Concerns those reasons that should hold for anyone, anywhere, without appealing to personal feelings, sympathies, or prejudices.
The study of the rules of valid inference and "rational argument". In general, a sense of order.
Logic
Component of an argument that involves personal appeals. The persuasive use of language to convince other people to accept your beliefs.
Rhetoric
What is the difference between "logic" and "rhetoric"?
Logic has no emotion involved and is impersonal. Rhetoric combines logic and emotion and is personal.
What formula do you use to show the validity or invalidity of a conclusion?
If A=B and C=A, then C=B. The conclusion is valid.
What do the proofs of God's existence actually prove?
Because God has all the perfections and existence is perfection, then God exists.
Explains Pascal's Wager
If we believe and God exists, then there is an eternal reward.
If we believe and God doesn't exist, we've wasted a little piety but perhaps have been better people.
If we don't believe and God exists, then there is eternal damnation.
If we don't believe and God doesn't exist, then we receive no reward and no punishment.
Believing in something for which you have inadequate evidence or little good reason. In theology, it usually refers to the trust that a believer should have in God's ultimate grace and fairness. Sometimes, it is defended as a rational belief in God. More often, it is defended against rationality.
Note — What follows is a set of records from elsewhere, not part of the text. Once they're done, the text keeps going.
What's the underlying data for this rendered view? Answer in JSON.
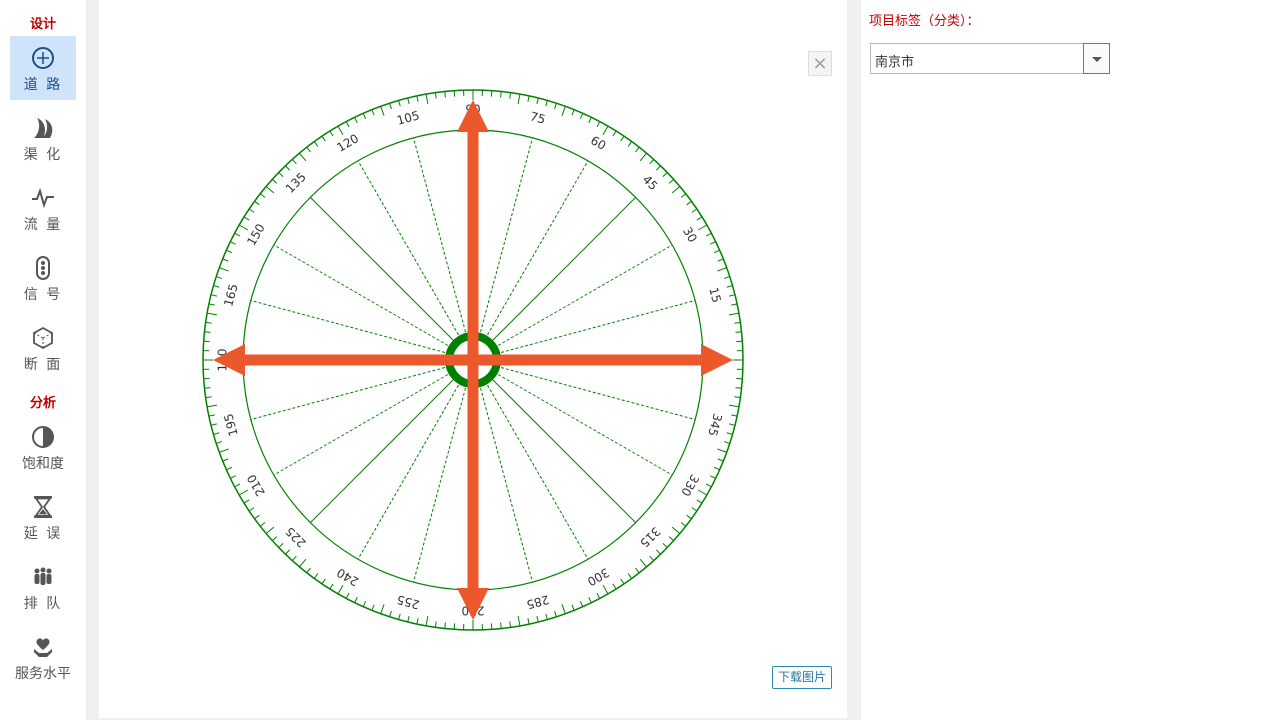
{
  "sidebar": {
    "sections": {
      "design": "设计",
      "analysis": "分析"
    },
    "items": [
      {
        "key": "road",
        "label": "道 路",
        "icon": "crosshair-icon",
        "active": true
      },
      {
        "key": "channel",
        "label": "渠 化",
        "icon": "curve-icon"
      },
      {
        "key": "flow",
        "label": "流 量",
        "icon": "pulse-icon"
      },
      {
        "key": "signal",
        "label": "信 号",
        "icon": "traffic-light-icon"
      },
      {
        "key": "section",
        "label": "断 面",
        "icon": "cube-icon"
      },
      {
        "key": "saturation",
        "label": "饱和度",
        "icon": "half-circle-icon"
      },
      {
        "key": "delay",
        "label": "延 误",
        "icon": "hourglass-icon"
      },
      {
        "key": "queue",
        "label": "排 队",
        "icon": "people-icon"
      },
      {
        "key": "service",
        "label": "服务水平",
        "icon": "heart-hand-icon"
      }
    ]
  },
  "main": {
    "close_label": "×",
    "download_label": "下载图片",
    "compass": {
      "tick_labels": [
        "0",
        "15",
        "30",
        "45",
        "60",
        "75",
        "90",
        "105",
        "120",
        "135",
        "150",
        "165",
        "180",
        "195",
        "210",
        "225",
        "240",
        "255",
        "270",
        "285",
        "300",
        "315",
        "330",
        "345"
      ],
      "hidden_labels": [
        "0",
        "90",
        "180",
        "270"
      ],
      "line_color": "#008000",
      "arrow_color": "#ea582c",
      "arrow_directions": [
        "90",
        "180",
        "270",
        "0"
      ]
    }
  },
  "right": {
    "tag_label": "项目标签（分类）：",
    "city_value": "南京市"
  },
  "colors": {
    "accent_red": "#c00000",
    "active_bg": "#cfe4fb",
    "button_blue": "#1f7aa0"
  }
}
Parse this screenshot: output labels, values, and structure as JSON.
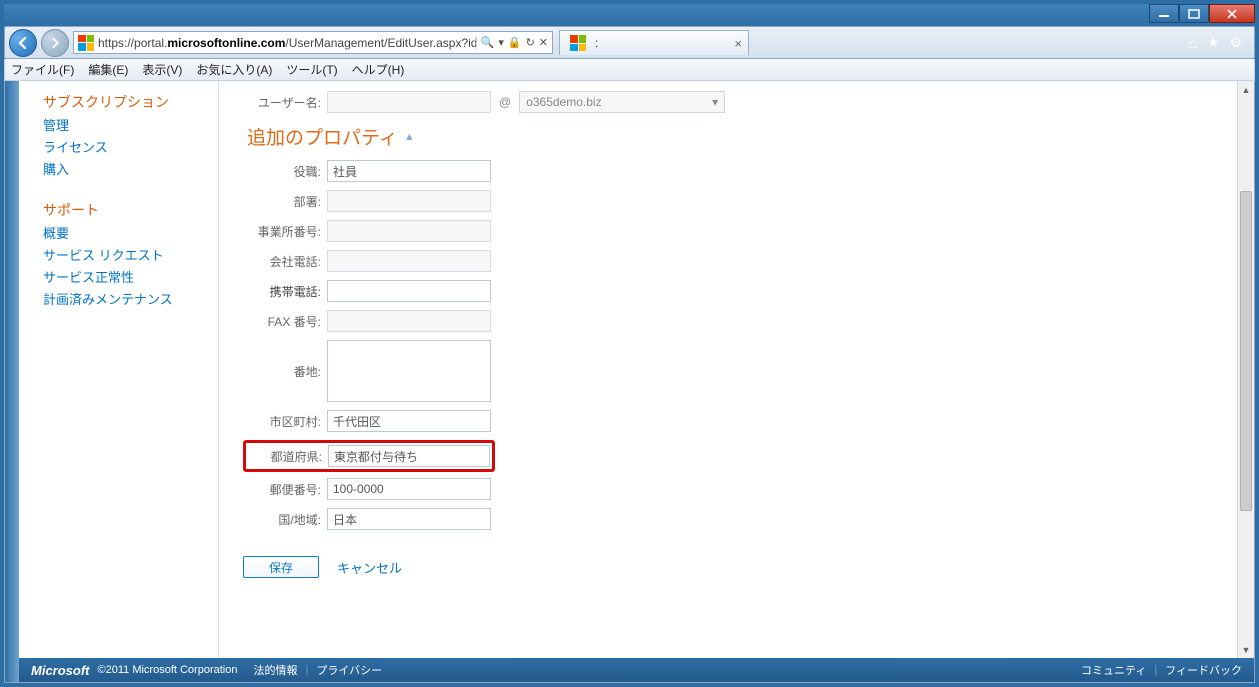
{
  "browser": {
    "url_pre": "https://portal.",
    "url_dom": "microsoftonline.com",
    "url_post": "/UserManagement/EditUser.aspx?id=a",
    "tab_title": ":",
    "menu": {
      "file": "ファイル(F)",
      "edit": "編集(E)",
      "view": "表示(V)",
      "fav": "お気に入り(A)",
      "tool": "ツール(T)",
      "help": "ヘルプ(H)"
    }
  },
  "sidebar": {
    "head1": "サブスクリプション",
    "links1": [
      "管理",
      "ライセンス",
      "購入"
    ],
    "head2": "サポート",
    "links2": [
      "概要",
      "サービス リクエスト",
      "サービス正常性",
      "計画済みメンテナンス"
    ]
  },
  "form": {
    "user_label": "ユーザー名:",
    "user_value": "",
    "at": "@",
    "domain": "o365demo.biz",
    "section": "追加のプロパティ",
    "fields": {
      "role": {
        "label": "役職:",
        "value": "社員"
      },
      "dept": {
        "label": "部署:",
        "value": ""
      },
      "office_no": {
        "label": "事業所番号:",
        "value": ""
      },
      "office_tel": {
        "label": "会社電話:",
        "value": ""
      },
      "mobile": {
        "label": "携帯電話:",
        "value": ""
      },
      "fax": {
        "label": "FAX 番号:",
        "value": ""
      },
      "street": {
        "label": "番地:",
        "value": ""
      },
      "city": {
        "label": "市区町村:",
        "value": "千代田区"
      },
      "state": {
        "label": "都道府県:",
        "value": "東京都付与待ち"
      },
      "zip": {
        "label": "郵便番号:",
        "value": "100-0000"
      },
      "country": {
        "label": "国/地域:",
        "value": "日本"
      }
    },
    "save": "保存",
    "cancel": "キャンセル"
  },
  "footer": {
    "brand": "Microsoft",
    "copyright": "©2011 Microsoft Corporation",
    "legal": "法的情報",
    "privacy": "プライバシー",
    "community": "コミュニティ",
    "feedback": "フィードバック"
  }
}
Belief that is not based on proof.
Faith
An expression of one's faith.
A set of beliefs concerning the cause, nature, and purpose of the universe, especially when considered as the creation of a superhuman agency or agencies, usually involving devotional and ritual observances, and often containing a moral code governing the conduct of human affairs.
Religion
What is the difference between "faith" and "religion"?
Faith is the values in depth of one's consciousness. Religion is just an expression of faith. Personally, faith is based on what you believe in your heart, whereas religion is what you do to show that you have faith.